Task objective:
To complete this task, print all the data below exactly but leave out the images.

Collected data entries:
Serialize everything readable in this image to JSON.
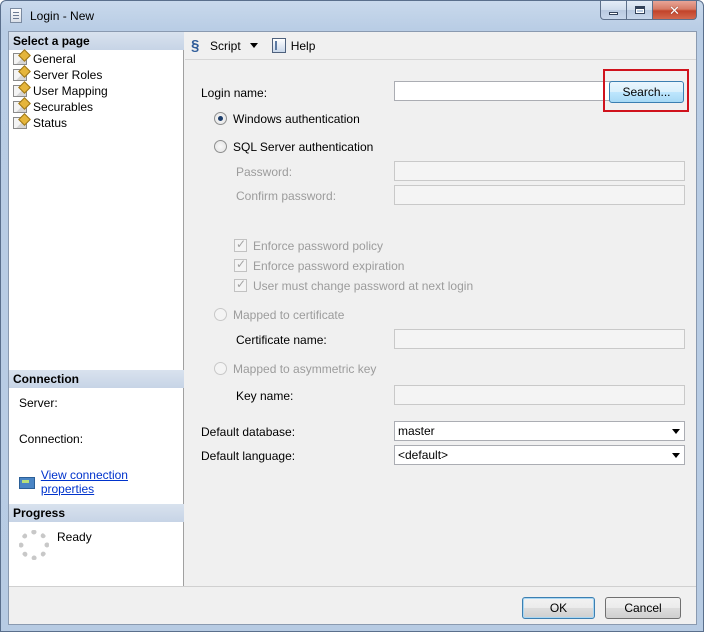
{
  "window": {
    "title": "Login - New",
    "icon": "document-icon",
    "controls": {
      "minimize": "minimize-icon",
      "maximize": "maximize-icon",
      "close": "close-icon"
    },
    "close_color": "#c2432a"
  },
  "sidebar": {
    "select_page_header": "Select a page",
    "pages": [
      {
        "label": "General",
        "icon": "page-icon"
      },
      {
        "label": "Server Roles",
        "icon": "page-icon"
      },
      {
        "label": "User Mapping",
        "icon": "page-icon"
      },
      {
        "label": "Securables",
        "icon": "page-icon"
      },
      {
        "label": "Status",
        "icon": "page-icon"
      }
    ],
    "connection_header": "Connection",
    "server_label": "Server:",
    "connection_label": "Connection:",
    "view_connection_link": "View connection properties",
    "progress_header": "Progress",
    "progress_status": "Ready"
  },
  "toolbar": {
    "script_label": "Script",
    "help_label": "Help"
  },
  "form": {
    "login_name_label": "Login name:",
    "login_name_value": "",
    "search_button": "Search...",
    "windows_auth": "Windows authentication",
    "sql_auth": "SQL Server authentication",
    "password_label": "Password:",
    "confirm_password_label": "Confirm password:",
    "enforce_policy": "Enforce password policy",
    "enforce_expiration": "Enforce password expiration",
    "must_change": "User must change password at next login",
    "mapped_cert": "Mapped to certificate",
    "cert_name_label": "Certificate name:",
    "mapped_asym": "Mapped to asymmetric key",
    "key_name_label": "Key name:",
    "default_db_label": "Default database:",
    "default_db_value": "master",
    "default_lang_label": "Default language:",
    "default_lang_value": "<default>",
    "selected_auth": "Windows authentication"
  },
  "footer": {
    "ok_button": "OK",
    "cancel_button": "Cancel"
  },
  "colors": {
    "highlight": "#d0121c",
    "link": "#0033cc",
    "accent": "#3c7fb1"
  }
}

Exercise response:
Serialize everything readable in this image to JSON.
{
  "window": {
    "title": "Login - New",
    "icon": "document-icon",
    "controls": {
      "minimize": "minimize-icon",
      "maximize": "maximize-icon",
      "close": "close-icon"
    },
    "close_color": "#c2432a"
  },
  "sidebar": {
    "select_page_header": "Select a page",
    "pages": [
      {
        "label": "General",
        "icon": "page-icon"
      },
      {
        "label": "Server Roles",
        "icon": "page-icon"
      },
      {
        "label": "User Mapping",
        "icon": "page-icon"
      },
      {
        "label": "Securables",
        "icon": "page-icon"
      },
      {
        "label": "Status",
        "icon": "page-icon"
      }
    ],
    "connection_header": "Connection",
    "server_label": "Server:",
    "connection_label": "Connection:",
    "view_connection_link": "View connection properties",
    "progress_header": "Progress",
    "progress_status": "Ready"
  },
  "toolbar": {
    "script_label": "Script",
    "help_label": "Help"
  },
  "form": {
    "login_name_label": "Login name:",
    "login_name_value": "",
    "search_button": "Search...",
    "windows_auth": "Windows authentication",
    "sql_auth": "SQL Server authentication",
    "password_label": "Password:",
    "confirm_password_label": "Confirm password:",
    "enforce_policy": "Enforce password policy",
    "enforce_expiration": "Enforce password expiration",
    "must_change": "User must change password at next login",
    "mapped_cert": "Mapped to certificate",
    "cert_name_label": "Certificate name:",
    "mapped_asym": "Mapped to asymmetric key",
    "key_name_label": "Key name:",
    "default_db_label": "Default database:",
    "default_db_value": "master",
    "default_lang_label": "Default language:",
    "default_lang_value": "<default>",
    "selected_auth": "Windows authentication"
  },
  "footer": {
    "ok_button": "OK",
    "cancel_button": "Cancel"
  },
  "colors": {
    "highlight": "#d0121c",
    "link": "#0033cc",
    "accent": "#3c7fb1"
  }
}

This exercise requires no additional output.